In our study, we also evaluated which factors were the best predictors for the probability of the pandemic having some impact on career plans. The regression analysis confirmed the impact of COVID-19 on dentists’ career plans. Being over 60 years old (OR = 1.62; 95% CI: 1.16, 2.26), being a general practitioner (OR = 1.21; 95% CI: 1.02, 1.44), being a private practice owner (OR = 2.33; 95% CI: 1.94, 2.79) or associate (OR = 2.20; 95% CI: 1.84, 2.63), and having the perception of contagion as very probable (OR = 4.29; 95% CI: 1.35, 13.60) were significant risk factors for career plans being impacted by COVID-19. Dentists in academic/research (OR = 0.73; 95% CI: 0.59, 0.90) or administrative positions (OR = 0.62; 95% CI: 0.47, 0.83) had a significantly lower probability of their future career plans being impacted (p < 0.05).

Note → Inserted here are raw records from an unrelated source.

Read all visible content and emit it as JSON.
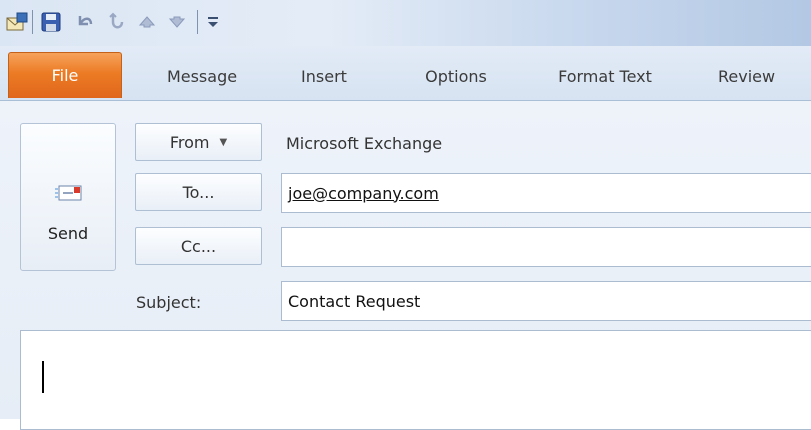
{
  "quick_access_toolbar": {
    "icons": [
      "outlook-envelope-icon",
      "save-icon",
      "undo-icon",
      "redo-icon",
      "previous-item-icon",
      "next-item-icon",
      "customize-toolbar-icon"
    ]
  },
  "ribbon": {
    "tabs": [
      {
        "label": "File"
      },
      {
        "label": "Message"
      },
      {
        "label": "Insert"
      },
      {
        "label": "Options"
      },
      {
        "label": "Format Text"
      },
      {
        "label": "Review"
      }
    ],
    "file_tab_color": "#e8711f"
  },
  "compose": {
    "send_label": "Send",
    "from_label": "From",
    "from_value": "Microsoft Exchange",
    "to_label": "To...",
    "to_value": "joe@company.com",
    "cc_label": "Cc...",
    "cc_value": "",
    "subject_label": "Subject:",
    "subject_value": "Contact Request",
    "body_value": ""
  }
}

The limitations of the present study are the potential bias that self-administered surveys and cross-sectional studies carry, and the fact that the survey was conducted in the context of the particular situation of the country with regard to the COVID-19 outbreak at the moment the dentists answered the survey, affecting their responses about future plans. These limitations could influence the results; thus, caution is recommended in generalizing these findings. It is also important to take into account that at the time of the survey, the COVID-19 vaccine was not available globally. It would be interesting to know if vaccination has changed the perception of dentists toward their current career plans.
The COVID-19 pandemic has affected the career plans of dentists, with the impact being greater among older clinicians, dentists with a privately owned practice and dentists with a greater perception of the risk of contagion.
Ethics approval and consent to participate
The study was approved by the Ethics Committee of Fundación Universitaria CIEO – UniCIEO, Bogota, Colombia (No. 101, file 62). All respondents provided informed written consent for the participation in the study.
The datasets generated and/or analyzed during the current study are available from the corresponding author on reasonable request.
Consent for publication